On Behalf of | Feb 6, 2023 | Blog, Truck Accidents |

Semi-tractor trailer accidents in Ohio and around the country claim thousands of lives each year, and most of those who die in these crashes are passenger vehicle occupants. To prevent as many truck accidents as possible, the Federal Motor Carrier Safety Administration has strict rules in place to ensure that commercial vehicles are properly maintained and equipped with all required safety devices. The FMCSA also has hours-of-service rules that limit the amount of time that truck drivers can remain on the road before rest becomes mandatory.

Hours-of-service rules

Trucking companies and organizations that advocate on behalf of truck drivers have long claimed that the FMCSA’s hours-of-service rules are too strict. In June 2020, the federal safety agency responded to these calls by announcing some revisions to the rules. Truck drivers will now be able to spend up to 14 hours behind the wheel as long as they remain within 150 miles of their starting points, and both long and short-haul commercial vehicle drivers can now spend an additional two hours on the road in snow, heavy rain and other adverse weather conditions. Mandatory 30-minute breaks no longer have to be taken while truck drivers are actually on duty, and any time not spent behind the wheel is now considered a break.

Electronic monitoring

The hours-of-service rules may be a little more lenient, but they are also more likely to be enforced. This is because truck drivers are no longer permitted to keep track of their shifts in log books. Since 2016, their hours have been tracked electronically. That was when the FMCSA implemented a rule to prevent fatigue-related big rig accidents. The rule requires commercial vehicle operators to install Electronic Logging Devices in all tractor-trailers driven by truck drivers subject to hours-of-service rules.

Safer roads

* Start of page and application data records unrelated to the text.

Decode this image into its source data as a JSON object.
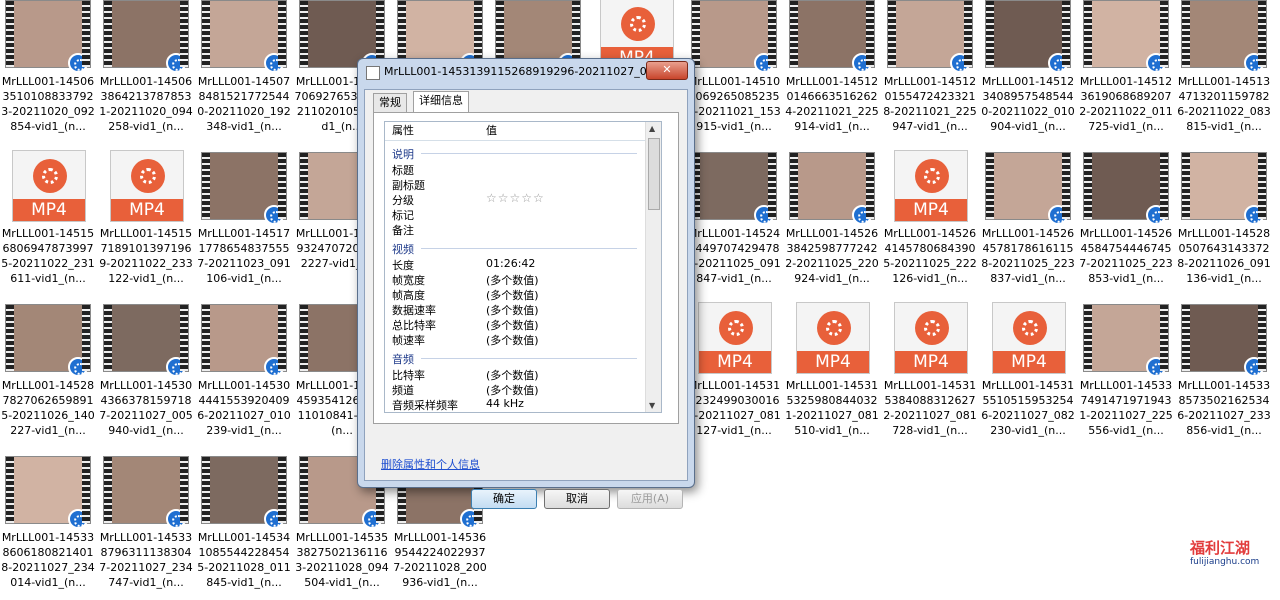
{
  "files": [
    {
      "name": "MrLLL001-1450635101088337923-20211020_092854-vid1_(n...",
      "kind": "video"
    },
    {
      "name": "MrLLL001-1450638642137878531-20211020_094258-vid1_(n...",
      "kind": "video"
    },
    {
      "name": "MrLLL001-1450784815217725440-20211020_192348-vid1_(n...",
      "kind": "video"
    },
    {
      "name": "MrLLL001-1450870692765371-2021102010503-vid1_(n...",
      "kind": "video"
    },
    {
      "name": "",
      "kind": "video"
    },
    {
      "name": "",
      "kind": "video"
    },
    {
      "name": "",
      "kind": "mp4"
    },
    {
      "name": "MrLLL001-1451090692650852359-20211021_153915-vid1_(n...",
      "kind": "video"
    },
    {
      "name": "MrLLL001-1451201466635162624-20211021_225914-vid1_(n...",
      "kind": "video"
    },
    {
      "name": "MrLLL001-1451201554724233218-20211021_225947-vid1_(n...",
      "kind": "video"
    },
    {
      "name": "MrLLL001-1451234089575485440-20211022_010904-vid1_(n...",
      "kind": "video"
    },
    {
      "name": "MrLLL001-1451236190686892072-20211022_011725-vid1_(n...",
      "kind": "video"
    },
    {
      "name": "MrLLL001-1451347132011597826-20211022_083815-vid1_(n...",
      "kind": "video"
    },
    {
      "name": "MrLLL001-1451568069478739975-20211022_231611-vid1_(n...",
      "kind": "mp4"
    },
    {
      "name": "MrLLL001-1451571891013971969-20211022_233122-vid1_(n...",
      "kind": "mp4"
    },
    {
      "name": "MrLLL001-1451717786548375557-20211023_091106-vid1_(n...",
      "kind": "video"
    },
    {
      "name": "MrLLL001-1452793247072021022227-vid1_(n...",
      "kind": "video"
    },
    {
      "name": "",
      "kind": "video"
    },
    {
      "name": "",
      "kind": "video"
    },
    {
      "name": "",
      "kind": "video"
    },
    {
      "name": "MrLLL001-1452444497074294784-20211025_091847-vid1_(n...",
      "kind": "video"
    },
    {
      "name": "MrLLL001-1452638425987772422-20211025_220924-vid1_(n...",
      "kind": "video"
    },
    {
      "name": "MrLLL001-1452641457806843905-20211025_222126-vid1_(n...",
      "kind": "mp4"
    },
    {
      "name": "MrLLL001-1452645781786161158-20211025_223837-vid1_(n...",
      "kind": "video"
    },
    {
      "name": "MrLLL001-1452645847544467457-20211025_223853-vid1_(n...",
      "kind": "video"
    },
    {
      "name": "MrLLL001-1452805076431433728-20211026_091136-vid1_(n...",
      "kind": "video"
    },
    {
      "name": "MrLLL001-1452878270626598915-20211026_140227-vid1_(n...",
      "kind": "video"
    },
    {
      "name": "MrLLL001-1453043663781597187-20211027_005940-vid1_(n...",
      "kind": "video"
    },
    {
      "name": "MrLLL001-1453044415539204096-20211027_010239-vid1_(n...",
      "kind": "video"
    },
    {
      "name": "MrLLL001-14530459354126120211010841-vid1_(n...",
      "kind": "video"
    },
    {
      "name": "",
      "kind": "video"
    },
    {
      "name": "",
      "kind": "video"
    },
    {
      "name": "",
      "kind": "video"
    },
    {
      "name": "MrLLL001-1453152324990300160-20211027_081127-vid1_(n...",
      "kind": "mp4"
    },
    {
      "name": "MrLLL001-1453153259808440321-20211027_081510-vid1_(n...",
      "kind": "mp4"
    },
    {
      "name": "MrLLL001-1453153840883126272-20211027_081728-vid1_(n...",
      "kind": "mp4"
    },
    {
      "name": "MrLLL001-1453155105159532546-20211027_082230-vid1_(n...",
      "kind": "mp4"
    },
    {
      "name": "MrLLL001-1453374914719719431-20211027_225556-vid1_(n...",
      "kind": "video"
    },
    {
      "name": "MrLLL001-1453385735021625346-20211027_233856-vid1_(n...",
      "kind": "video"
    },
    {
      "name": "MrLLL001-1453386061808214018-20211027_234014-vid1_(n...",
      "kind": "video"
    },
    {
      "name": "MrLLL001-1453387963111383047-20211027_234747-vid1_(n...",
      "kind": "video"
    },
    {
      "name": "MrLLL001-1453410855442284545-20211028_011845-vid1_(n...",
      "kind": "video"
    },
    {
      "name": "MrLLL001-1453538275021361163-20211028_094504-vid1_(n...",
      "kind": "video"
    },
    {
      "name": "MrLLL001-1453695442240229377-20211028_200936-vid1_(n...",
      "kind": "video"
    }
  ],
  "dialog": {
    "title": "MrLLL001-1453139115268919296-20211027_07...",
    "close": "✕",
    "tabs": [
      "常规",
      "详细信息"
    ],
    "header": {
      "prop": "属性",
      "value": "值"
    },
    "groups": {
      "description": "说明",
      "video": "视频",
      "audio": "音频"
    },
    "desc_rows": [
      "标题",
      "副标题",
      "分级",
      "标记",
      "备注"
    ],
    "stars": "☆☆☆☆☆",
    "video_rows": [
      {
        "label": "长度",
        "value": "01:26:42"
      },
      {
        "label": "帧宽度",
        "value": "(多个数值)"
      },
      {
        "label": "帧高度",
        "value": "(多个数值)"
      },
      {
        "label": "数据速率",
        "value": "(多个数值)"
      },
      {
        "label": "总比特率",
        "value": "(多个数值)"
      },
      {
        "label": "帧速率",
        "value": "(多个数值)"
      }
    ],
    "audio_rows": [
      {
        "label": "比特率",
        "value": "(多个数值)"
      },
      {
        "label": "频道",
        "value": "(多个数值)"
      },
      {
        "label": "音频采样频率",
        "value": "44 kHz"
      }
    ],
    "remove_link": "删除属性和个人信息",
    "buttons": {
      "ok": "确定",
      "cancel": "取消",
      "apply": "应用(A)"
    }
  },
  "watermark": {
    "title": "福利江湖",
    "url": "fulijianghu.com"
  },
  "mp4_label": "MP4"
}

The goal of FMCSA regulations like hours-of-service rules is improved road safety, but these revisions do not appear to be aligned with this objective. The logistics industry is a vital cog in the nation’s economy, but the safety of the public should always come before profits and expediency. Advocacy groups say these changes will make the roads more dangerous, time will tell us if they are right.